(Dataset items)
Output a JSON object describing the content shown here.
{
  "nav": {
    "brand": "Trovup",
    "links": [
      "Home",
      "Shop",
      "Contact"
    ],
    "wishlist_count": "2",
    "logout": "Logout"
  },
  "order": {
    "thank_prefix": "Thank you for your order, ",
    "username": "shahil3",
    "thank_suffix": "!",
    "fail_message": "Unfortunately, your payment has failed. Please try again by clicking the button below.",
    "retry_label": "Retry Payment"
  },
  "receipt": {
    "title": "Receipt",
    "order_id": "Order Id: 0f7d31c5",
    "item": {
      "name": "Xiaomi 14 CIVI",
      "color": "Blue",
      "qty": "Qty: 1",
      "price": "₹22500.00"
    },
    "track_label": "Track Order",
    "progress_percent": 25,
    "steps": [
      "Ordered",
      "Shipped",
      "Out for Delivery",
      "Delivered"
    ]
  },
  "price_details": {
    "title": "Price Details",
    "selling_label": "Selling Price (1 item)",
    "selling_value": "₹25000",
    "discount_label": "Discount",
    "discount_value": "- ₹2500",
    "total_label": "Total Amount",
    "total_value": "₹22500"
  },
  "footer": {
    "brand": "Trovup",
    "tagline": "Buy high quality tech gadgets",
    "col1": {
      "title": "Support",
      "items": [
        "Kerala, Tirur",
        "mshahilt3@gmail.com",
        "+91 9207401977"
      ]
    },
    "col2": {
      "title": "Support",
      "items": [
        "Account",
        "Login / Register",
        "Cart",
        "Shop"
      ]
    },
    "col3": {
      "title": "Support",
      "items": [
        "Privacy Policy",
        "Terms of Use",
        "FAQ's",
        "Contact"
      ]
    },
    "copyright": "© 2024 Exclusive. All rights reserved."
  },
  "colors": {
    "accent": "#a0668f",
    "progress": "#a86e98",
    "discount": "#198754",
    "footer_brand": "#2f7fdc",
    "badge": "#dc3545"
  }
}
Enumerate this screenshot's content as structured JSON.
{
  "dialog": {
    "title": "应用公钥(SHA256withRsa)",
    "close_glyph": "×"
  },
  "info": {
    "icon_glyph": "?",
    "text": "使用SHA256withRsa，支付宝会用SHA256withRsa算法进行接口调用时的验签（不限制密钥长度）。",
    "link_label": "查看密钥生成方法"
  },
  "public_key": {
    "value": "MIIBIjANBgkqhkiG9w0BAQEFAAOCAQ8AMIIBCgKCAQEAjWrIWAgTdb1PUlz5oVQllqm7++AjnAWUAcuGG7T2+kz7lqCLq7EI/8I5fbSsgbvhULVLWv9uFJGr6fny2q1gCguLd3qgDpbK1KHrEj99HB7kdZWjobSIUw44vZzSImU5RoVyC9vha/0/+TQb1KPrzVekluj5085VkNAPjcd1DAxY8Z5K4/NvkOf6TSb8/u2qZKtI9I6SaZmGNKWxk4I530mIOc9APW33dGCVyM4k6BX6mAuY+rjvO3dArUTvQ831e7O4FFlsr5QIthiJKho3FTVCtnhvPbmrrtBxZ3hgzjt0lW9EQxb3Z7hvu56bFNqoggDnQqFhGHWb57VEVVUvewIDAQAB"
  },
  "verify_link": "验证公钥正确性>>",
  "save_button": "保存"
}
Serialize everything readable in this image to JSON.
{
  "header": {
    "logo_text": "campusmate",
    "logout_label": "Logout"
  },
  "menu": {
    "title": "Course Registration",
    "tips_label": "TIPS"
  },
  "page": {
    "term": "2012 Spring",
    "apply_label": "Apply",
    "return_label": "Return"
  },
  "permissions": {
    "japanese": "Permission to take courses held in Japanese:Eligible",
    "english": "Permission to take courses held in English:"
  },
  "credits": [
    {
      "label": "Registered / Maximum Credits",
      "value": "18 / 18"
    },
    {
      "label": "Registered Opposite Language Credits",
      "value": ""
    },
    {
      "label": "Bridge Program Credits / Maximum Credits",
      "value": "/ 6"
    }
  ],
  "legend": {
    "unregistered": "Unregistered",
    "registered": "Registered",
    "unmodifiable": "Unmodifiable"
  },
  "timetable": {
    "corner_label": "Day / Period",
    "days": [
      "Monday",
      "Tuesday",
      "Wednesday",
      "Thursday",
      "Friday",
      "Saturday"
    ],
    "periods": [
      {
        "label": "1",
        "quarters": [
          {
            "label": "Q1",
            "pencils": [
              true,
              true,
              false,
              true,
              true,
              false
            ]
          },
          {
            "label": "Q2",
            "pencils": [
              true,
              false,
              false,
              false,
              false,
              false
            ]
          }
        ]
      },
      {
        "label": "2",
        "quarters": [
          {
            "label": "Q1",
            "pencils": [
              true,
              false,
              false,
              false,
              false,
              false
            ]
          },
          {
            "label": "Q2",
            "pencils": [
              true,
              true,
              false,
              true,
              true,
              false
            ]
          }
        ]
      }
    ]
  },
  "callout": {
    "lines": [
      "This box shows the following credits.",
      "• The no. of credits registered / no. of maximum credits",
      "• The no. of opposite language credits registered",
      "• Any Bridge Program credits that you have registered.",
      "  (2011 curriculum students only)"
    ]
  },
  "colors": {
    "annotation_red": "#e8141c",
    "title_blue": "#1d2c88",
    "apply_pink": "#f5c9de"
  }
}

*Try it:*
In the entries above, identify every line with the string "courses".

*Solution for this task:*
    "japanese": "Permission to take courses held in Japanese:Eligible",
    "english": "Permission to take courses held in English:"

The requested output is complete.